• [WHAT YOU HAVE TO DO]: I need all the entries repeated exactly as written.

• [RECORDS SHOWN]:
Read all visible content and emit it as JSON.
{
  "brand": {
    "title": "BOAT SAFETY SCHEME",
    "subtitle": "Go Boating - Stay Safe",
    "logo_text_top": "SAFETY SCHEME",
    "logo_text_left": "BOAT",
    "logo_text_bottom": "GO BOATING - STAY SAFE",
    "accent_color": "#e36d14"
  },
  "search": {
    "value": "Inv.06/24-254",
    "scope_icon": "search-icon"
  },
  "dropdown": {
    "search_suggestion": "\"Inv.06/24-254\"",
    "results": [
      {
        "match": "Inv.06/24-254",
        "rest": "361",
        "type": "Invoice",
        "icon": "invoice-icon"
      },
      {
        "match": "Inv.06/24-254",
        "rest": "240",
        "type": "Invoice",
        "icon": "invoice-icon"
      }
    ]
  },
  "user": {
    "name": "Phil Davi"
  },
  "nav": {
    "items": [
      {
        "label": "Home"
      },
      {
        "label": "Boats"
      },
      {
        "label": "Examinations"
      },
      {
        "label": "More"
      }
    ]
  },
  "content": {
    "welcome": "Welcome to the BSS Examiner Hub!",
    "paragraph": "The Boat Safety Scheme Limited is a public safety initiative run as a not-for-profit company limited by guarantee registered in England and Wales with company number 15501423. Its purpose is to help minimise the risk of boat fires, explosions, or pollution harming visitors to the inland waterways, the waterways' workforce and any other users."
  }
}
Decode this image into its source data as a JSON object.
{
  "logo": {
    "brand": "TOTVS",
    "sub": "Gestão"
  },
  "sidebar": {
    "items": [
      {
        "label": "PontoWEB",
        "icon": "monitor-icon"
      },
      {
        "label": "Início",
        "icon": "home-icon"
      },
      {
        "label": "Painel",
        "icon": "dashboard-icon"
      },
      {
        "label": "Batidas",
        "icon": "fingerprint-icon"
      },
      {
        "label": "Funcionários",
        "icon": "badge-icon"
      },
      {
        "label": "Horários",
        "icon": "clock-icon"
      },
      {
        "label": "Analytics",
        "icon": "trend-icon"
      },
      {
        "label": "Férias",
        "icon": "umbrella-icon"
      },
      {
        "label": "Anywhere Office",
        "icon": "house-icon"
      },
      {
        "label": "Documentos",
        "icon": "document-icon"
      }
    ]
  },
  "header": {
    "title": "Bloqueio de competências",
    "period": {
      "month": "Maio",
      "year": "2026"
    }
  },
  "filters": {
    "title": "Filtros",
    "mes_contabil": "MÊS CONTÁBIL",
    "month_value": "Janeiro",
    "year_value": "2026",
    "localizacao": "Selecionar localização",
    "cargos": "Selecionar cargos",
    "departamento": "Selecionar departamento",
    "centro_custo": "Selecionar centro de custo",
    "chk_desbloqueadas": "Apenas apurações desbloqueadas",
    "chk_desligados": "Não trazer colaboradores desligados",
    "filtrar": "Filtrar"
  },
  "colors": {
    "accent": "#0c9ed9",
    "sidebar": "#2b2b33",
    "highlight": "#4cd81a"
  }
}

• [FINISHED EXERCISE]:
Read all visible content and emit it as JSON.
{
  "brand": {
    "title": "BOAT SAFETY SCHEME",
    "subtitle": "Go Boating - Stay Safe",
    "logo_text_top": "SAFETY SCHEME",
    "logo_text_left": "BOAT",
    "logo_text_bottom": "GO BOATING - STAY SAFE",
    "accent_color": "#e36d14"
  },
  "search": {
    "value": "Inv.06/24-254",
    "scope_icon": "search-icon"
  },
  "dropdown": {
    "search_suggestion": "\"Inv.06/24-254\"",
    "results": [
      {
        "match": "Inv.06/24-254",
        "rest": "361",
        "type": "Invoice",
        "icon": "invoice-icon"
      },
      {
        "match": "Inv.06/24-254",
        "rest": "240",
        "type": "Invoice",
        "icon": "invoice-icon"
      }
    ]
  },
  "user": {
    "name": "Phil Davi"
  },
  "nav": {
    "items": [
      {
        "label": "Home"
      },
      {
        "label": "Boats"
      },
      {
        "label": "Examinations"
      },
      {
        "label": "More"
      }
    ]
  },
  "content": {
    "welcome": "Welcome to the BSS Examiner Hub!",
    "paragraph": "The Boat Safety Scheme Limited is a public safety initiative run as a not-for-profit company limited by guarantee registered in England and Wales with company number 15501423. Its purpose is to help minimise the risk of boat fires, explosions, or pollution harming visitors to the inland waterways, the waterways' workforce and any other users."
  }
}
Decode this image into its source data as a JSON object.
{
  "logo": {
    "brand": "TOTVS",
    "sub": "Gestão"
  },
  "sidebar": {
    "items": [
      {
        "label": "PontoWEB",
        "icon": "monitor-icon"
      },
      {
        "label": "Início",
        "icon": "home-icon"
      },
      {
        "label": "Painel",
        "icon": "dashboard-icon"
      },
      {
        "label": "Batidas",
        "icon": "fingerprint-icon"
      },
      {
        "label": "Funcionários",
        "icon": "badge-icon"
      },
      {
        "label": "Horários",
        "icon": "clock-icon"
      },
      {
        "label": "Analytics",
        "icon": "trend-icon"
      },
      {
        "label": "Férias",
        "icon": "umbrella-icon"
      },
      {
        "label": "Anywhere Office",
        "icon": "house-icon"
      },
      {
        "label": "Documentos",
        "icon": "document-icon"
      }
    ]
  },
  "header": {
    "title": "Bloqueio de competências",
    "period": {
      "month": "Maio",
      "year": "2026"
    }
  },
  "filters": {
    "title": "Filtros",
    "mes_contabil": "MÊS CONTÁBIL",
    "month_value": "Janeiro",
    "year_value": "2026",
    "localizacao": "Selecionar localização",
    "cargos": "Selecionar cargos",
    "departamento": "Selecionar departamento",
    "centro_custo": "Selecionar centro de custo",
    "chk_desbloqueadas": "Apenas apurações desbloqueadas",
    "chk_desligados": "Não trazer colaboradores desligados",
    "filtrar": "Filtrar"
  },
  "colors": {
    "accent": "#0c9ed9",
    "sidebar": "#2b2b33",
    "highlight": "#4cd81a"
  }
}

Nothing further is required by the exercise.